• [Dataset records]
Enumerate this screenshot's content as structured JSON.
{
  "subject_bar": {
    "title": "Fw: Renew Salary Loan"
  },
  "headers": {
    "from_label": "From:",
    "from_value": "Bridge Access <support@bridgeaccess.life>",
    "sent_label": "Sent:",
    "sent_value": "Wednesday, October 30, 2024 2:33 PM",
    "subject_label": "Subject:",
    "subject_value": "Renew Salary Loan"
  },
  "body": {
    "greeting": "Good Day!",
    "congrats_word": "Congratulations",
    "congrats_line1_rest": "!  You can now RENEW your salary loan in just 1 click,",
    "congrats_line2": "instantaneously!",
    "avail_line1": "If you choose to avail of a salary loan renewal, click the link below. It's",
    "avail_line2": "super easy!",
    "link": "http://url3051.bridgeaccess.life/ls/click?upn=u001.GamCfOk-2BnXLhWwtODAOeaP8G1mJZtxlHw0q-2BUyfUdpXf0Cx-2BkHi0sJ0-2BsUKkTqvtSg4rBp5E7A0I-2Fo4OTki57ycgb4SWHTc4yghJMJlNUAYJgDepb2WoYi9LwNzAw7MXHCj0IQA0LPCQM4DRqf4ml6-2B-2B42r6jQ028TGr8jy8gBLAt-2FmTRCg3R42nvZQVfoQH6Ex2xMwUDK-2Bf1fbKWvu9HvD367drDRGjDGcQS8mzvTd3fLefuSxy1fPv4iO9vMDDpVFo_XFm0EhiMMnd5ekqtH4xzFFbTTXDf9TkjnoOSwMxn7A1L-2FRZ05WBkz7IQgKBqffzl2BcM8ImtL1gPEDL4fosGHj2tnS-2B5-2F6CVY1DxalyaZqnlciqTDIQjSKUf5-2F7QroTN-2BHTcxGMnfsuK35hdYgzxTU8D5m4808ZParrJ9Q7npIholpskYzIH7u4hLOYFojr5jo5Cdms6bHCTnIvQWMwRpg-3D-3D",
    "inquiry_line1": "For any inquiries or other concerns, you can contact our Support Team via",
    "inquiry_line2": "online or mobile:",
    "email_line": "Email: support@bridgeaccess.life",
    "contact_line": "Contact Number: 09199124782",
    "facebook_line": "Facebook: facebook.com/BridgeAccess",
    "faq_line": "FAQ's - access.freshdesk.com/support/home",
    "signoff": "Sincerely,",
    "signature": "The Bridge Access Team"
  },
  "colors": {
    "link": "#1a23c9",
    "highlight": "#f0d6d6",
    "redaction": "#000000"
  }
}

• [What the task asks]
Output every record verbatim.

• [Result for this task]
Enumerate this screenshot's content as structured JSON.
{
  "subject_bar": {
    "title": "Fw: Renew Salary Loan"
  },
  "headers": {
    "from_label": "From:",
    "from_value": "Bridge Access <support@bridgeaccess.life>",
    "sent_label": "Sent:",
    "sent_value": "Wednesday, October 30, 2024 2:33 PM",
    "subject_label": "Subject:",
    "subject_value": "Renew Salary Loan"
  },
  "body": {
    "greeting": "Good Day!",
    "congrats_word": "Congratulations",
    "congrats_line1_rest": "!  You can now RENEW your salary loan in just 1 click,",
    "congrats_line2": "instantaneously!",
    "avail_line1": "If you choose to avail of a salary loan renewal, click the link below. It's",
    "avail_line2": "super easy!",
    "link": "http://url3051.bridgeaccess.life/ls/click?upn=u001.GamCfOk-2BnXLhWwtODAOeaP8G1mJZtxlHw0q-2BUyfUdpXf0Cx-2BkHi0sJ0-2BsUKkTqvtSg4rBp5E7A0I-2Fo4OTki57ycgb4SWHTc4yghJMJlNUAYJgDepb2WoYi9LwNzAw7MXHCj0IQA0LPCQM4DRqf4ml6-2B-2B42r6jQ028TGr8jy8gBLAt-2FmTRCg3R42nvZQVfoQH6Ex2xMwUDK-2Bf1fbKWvu9HvD367drDRGjDGcQS8mzvTd3fLefuSxy1fPv4iO9vMDDpVFo_XFm0EhiMMnd5ekqtH4xzFFbTTXDf9TkjnoOSwMxn7A1L-2FRZ05WBkz7IQgKBqffzl2BcM8ImtL1gPEDL4fosGHj2tnS-2B5-2F6CVY1DxalyaZqnlciqTDIQjSKUf5-2F7QroTN-2BHTcxGMnfsuK35hdYgzxTU8D5m4808ZParrJ9Q7npIholpskYzIH7u4hLOYFojr5jo5Cdms6bHCTnIvQWMwRpg-3D-3D",
    "inquiry_line1": "For any inquiries or other concerns, you can contact our Support Team via",
    "inquiry_line2": "online or mobile:",
    "email_line": "Email: support@bridgeaccess.life",
    "contact_line": "Contact Number: 09199124782",
    "facebook_line": "Facebook: facebook.com/BridgeAccess",
    "faq_line": "FAQ's - access.freshdesk.com/support/home",
    "signoff": "Sincerely,",
    "signature": "The Bridge Access Team"
  },
  "colors": {
    "link": "#1a23c9",
    "highlight": "#f0d6d6",
    "redaction": "#000000"
  }
}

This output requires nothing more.